Depending on preference, you can either create a general silhouette in Blender and add details in ZBrush or make a detailed model directly in Blender.

Personally, I favor the second choice as I’m more comfortable with it. Additionally, ensure the origin point of all parts is centered.


High Poly

I increased the poly count in ZBrush before applying DynaMesh to avoid deformation in the silhouette. For some models, you need to apply a crease as well.

I increased the poly count for each part with DynaMesh to about 3-4 million, reaching a total of 25 million polygons for all parts.

You can keep the numbers lower based on the power of your machine, but as this is a personal project and I’m not going to send the high-poly version to anyone, I prefer to add some extra polygons to the model.

After that, I used the brushes and noises, as I mentioned in the pictures, to add details to the model.


Low Poly

Using the Decimation Master tool, I reduced the high-poly model to a low-poly version, significantly decreasing the polygon count from 25 million to 90,000.


Blender was employed for UV mapping.
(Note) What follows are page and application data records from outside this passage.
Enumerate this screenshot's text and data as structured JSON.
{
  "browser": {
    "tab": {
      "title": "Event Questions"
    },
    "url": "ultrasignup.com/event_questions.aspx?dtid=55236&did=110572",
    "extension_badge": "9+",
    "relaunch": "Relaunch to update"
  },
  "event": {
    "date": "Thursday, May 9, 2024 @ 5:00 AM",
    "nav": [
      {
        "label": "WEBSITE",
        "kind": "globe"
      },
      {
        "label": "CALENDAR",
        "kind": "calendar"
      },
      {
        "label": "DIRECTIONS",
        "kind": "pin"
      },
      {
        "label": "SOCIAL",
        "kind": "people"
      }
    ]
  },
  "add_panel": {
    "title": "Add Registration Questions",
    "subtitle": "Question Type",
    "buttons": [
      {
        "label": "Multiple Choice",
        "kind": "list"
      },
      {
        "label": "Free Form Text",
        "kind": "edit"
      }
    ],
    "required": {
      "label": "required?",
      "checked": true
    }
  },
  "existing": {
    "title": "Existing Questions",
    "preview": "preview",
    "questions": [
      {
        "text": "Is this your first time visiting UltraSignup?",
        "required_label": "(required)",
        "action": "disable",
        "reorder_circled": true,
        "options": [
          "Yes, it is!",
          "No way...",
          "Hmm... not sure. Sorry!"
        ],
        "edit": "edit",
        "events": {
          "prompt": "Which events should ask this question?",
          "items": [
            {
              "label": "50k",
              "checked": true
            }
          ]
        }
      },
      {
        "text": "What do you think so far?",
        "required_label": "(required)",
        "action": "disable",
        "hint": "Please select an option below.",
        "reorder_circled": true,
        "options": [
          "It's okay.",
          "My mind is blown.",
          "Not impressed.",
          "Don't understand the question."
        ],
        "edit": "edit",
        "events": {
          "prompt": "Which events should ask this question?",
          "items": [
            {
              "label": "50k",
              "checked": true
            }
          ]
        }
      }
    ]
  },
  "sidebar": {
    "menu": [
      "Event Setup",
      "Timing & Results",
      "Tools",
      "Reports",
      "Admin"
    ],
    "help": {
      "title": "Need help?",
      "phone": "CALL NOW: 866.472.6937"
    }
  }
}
I first applied a UV checker material to ensure seam placement accuracy. The “Texel Density” and “UV Pack Master” add-ons were indispensable for this process. Optimization wasn’t a concern for this personal project, so I set the texel density to a high value of 35 px/cm and packed all islands into three UV sets.



I used Substance Painter for baking the high-poly model onto my low-poly version and baked all needed maps in a 4K output size.

Generally, for most settings, I used the default of Substance Painter.


While Painter materials and generators are excellent starting points, it’s essential not to rely solely on them.

Adding layers using scanned textures and stencils is crucial for achieving a realistic look.

Analyzing the references is also very important for this stage as you need to know exactly what is happening in each pixel of the texture, ensuring each pixel contributes to the narrative of the texture.


Marmoset Toolbag was employed for both single shots and animations. I typically use the well-known “Tomoco Studio” HDRI, supplemented by a few directional lights, especially for highlighting the object’s edges.

The camera and render settings used are detailed in the accompanying images. I found Marmoset Toolbag to be remarkably user-friendly and efficient.

Thanks for reading I hope I have helped you improve your workflow!